- Buy your supplies. If you’ve definitely decide to adopt a ferret, it’s time to get a cage and some ferret food. You can generally find these at most pet shops or online. You will also need bedding material (old T-shirts, towels and blankets work well); untippable bowls for food and water and little ferret-friendly toys (like golf balls, tubing etc.). Many people already have something they can use for these items.
- Find a ferret adoption organization. Your favorite search engine will likely steer you to at least one such agency near you. Your local pet store may also have a bulletin board with notices for ferrets needing adoption. It is generally better to adopt through an agency or rescue organization: They can vouch for the ferret’s history and provide information concerning its care. A private adoption is risky because you have no way to verify what the seller tells you.
- Complete the adoption process. A reputable ferret adoption organization will require you to complete an application. The application is designed for you to show that you would be a good ferret owner. It is also intended to emphasize the responsibility involved in ferret care. The agency may require an interview and for your home to be inspected. Some agencies will even visit your home after the adoption has taken place to ensure the relationship is progressing well.
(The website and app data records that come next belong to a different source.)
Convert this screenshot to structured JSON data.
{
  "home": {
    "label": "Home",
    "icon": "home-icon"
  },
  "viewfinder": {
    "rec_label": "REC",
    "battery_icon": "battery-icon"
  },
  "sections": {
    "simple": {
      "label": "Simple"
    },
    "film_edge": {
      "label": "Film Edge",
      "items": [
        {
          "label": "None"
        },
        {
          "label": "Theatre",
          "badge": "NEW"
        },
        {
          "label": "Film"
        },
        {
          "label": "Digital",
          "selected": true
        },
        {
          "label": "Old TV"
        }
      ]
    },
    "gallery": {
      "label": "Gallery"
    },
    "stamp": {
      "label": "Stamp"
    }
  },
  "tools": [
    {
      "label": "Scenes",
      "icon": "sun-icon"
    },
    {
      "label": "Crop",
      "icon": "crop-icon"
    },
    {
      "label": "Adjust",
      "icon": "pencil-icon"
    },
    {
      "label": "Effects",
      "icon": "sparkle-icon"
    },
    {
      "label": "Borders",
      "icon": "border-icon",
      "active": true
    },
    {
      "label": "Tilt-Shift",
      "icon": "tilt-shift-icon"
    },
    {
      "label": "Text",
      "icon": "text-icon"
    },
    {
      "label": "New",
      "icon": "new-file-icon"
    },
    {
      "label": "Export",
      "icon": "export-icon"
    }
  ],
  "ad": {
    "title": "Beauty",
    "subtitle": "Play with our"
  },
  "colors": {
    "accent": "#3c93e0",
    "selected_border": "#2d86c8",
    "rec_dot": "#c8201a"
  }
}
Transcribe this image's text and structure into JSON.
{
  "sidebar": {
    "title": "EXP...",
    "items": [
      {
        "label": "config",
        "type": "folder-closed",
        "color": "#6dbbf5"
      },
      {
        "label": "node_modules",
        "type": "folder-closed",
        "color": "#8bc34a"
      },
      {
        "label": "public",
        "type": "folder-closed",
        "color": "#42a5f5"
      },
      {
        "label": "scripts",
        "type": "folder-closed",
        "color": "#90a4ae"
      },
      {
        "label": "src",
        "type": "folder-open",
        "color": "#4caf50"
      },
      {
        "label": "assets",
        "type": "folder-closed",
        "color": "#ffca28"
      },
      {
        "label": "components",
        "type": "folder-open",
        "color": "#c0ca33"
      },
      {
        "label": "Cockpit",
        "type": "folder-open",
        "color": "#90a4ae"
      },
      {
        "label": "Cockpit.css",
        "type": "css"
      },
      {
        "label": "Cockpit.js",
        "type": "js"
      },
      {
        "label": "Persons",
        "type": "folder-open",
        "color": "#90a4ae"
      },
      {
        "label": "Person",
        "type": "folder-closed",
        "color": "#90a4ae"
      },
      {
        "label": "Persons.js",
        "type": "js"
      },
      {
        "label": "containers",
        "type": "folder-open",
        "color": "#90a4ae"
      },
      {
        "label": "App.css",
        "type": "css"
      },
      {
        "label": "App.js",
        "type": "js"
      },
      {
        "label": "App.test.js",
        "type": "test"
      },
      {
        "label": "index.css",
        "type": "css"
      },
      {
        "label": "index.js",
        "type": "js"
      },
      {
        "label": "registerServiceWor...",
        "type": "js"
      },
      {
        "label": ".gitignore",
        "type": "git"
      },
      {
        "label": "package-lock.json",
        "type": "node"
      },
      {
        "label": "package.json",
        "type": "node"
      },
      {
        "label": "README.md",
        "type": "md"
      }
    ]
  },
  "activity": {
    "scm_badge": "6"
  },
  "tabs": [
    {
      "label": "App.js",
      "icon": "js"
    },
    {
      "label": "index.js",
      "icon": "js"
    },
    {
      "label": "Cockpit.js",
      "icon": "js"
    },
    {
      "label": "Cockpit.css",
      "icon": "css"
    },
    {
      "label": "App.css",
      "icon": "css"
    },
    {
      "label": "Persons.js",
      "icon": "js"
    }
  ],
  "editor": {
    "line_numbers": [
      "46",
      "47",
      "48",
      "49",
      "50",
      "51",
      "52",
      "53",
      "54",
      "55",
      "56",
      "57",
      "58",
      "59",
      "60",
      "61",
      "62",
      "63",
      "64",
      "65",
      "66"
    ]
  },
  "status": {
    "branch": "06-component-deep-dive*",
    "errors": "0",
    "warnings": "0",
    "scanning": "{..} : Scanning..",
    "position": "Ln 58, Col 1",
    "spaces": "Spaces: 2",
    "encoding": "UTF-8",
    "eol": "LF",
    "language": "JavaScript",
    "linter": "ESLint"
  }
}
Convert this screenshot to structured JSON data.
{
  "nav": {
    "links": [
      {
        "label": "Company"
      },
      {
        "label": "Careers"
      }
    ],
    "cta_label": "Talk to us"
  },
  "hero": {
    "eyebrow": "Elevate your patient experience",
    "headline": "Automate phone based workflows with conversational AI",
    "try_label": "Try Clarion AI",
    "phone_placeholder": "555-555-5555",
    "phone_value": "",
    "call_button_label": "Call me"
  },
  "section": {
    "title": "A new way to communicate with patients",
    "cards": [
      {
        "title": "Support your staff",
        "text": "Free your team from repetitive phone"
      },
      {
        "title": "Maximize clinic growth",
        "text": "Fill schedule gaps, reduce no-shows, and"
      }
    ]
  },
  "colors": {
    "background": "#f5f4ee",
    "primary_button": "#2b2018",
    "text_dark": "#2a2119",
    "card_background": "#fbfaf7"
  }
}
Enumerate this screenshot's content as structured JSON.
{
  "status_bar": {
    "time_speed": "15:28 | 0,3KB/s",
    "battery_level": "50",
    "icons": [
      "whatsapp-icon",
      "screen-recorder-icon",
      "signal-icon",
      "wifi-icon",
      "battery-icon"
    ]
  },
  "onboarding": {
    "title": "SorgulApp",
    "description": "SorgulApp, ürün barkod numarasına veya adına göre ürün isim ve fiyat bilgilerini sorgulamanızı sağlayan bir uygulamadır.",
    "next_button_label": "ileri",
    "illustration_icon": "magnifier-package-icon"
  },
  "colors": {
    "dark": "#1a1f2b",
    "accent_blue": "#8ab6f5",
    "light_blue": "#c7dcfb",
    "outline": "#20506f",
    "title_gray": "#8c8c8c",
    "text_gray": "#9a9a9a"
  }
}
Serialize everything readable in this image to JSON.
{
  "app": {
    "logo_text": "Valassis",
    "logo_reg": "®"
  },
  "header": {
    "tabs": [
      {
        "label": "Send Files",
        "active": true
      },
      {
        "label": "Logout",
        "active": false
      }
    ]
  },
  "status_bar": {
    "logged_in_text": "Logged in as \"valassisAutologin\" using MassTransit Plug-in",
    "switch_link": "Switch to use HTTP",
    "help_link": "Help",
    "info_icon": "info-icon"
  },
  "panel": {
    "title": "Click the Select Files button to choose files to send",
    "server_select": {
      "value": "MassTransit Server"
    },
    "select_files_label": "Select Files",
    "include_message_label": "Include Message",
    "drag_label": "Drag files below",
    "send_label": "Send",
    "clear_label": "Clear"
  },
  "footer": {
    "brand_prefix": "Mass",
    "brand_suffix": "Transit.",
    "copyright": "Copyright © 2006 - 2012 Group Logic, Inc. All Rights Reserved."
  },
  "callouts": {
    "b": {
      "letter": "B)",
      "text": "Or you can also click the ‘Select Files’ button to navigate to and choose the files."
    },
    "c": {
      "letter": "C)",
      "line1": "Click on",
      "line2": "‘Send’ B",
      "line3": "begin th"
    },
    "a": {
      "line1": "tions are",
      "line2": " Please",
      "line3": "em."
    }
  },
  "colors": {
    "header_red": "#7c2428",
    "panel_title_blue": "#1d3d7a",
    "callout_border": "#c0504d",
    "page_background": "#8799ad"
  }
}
- Choose your ferret. Once you are approved, the agency will let you choose your new pet. A good agency will try to match you with the best pet for your needs and experience (i.e., a calmer, older ferret for a first-time owner, a social animal for an owner who already owns one).
- Bring home baby. The ferret you choose should already have been vaccinated and examined by a vet. So after signing the paperwork, you will be ready to bring home a new member of the family.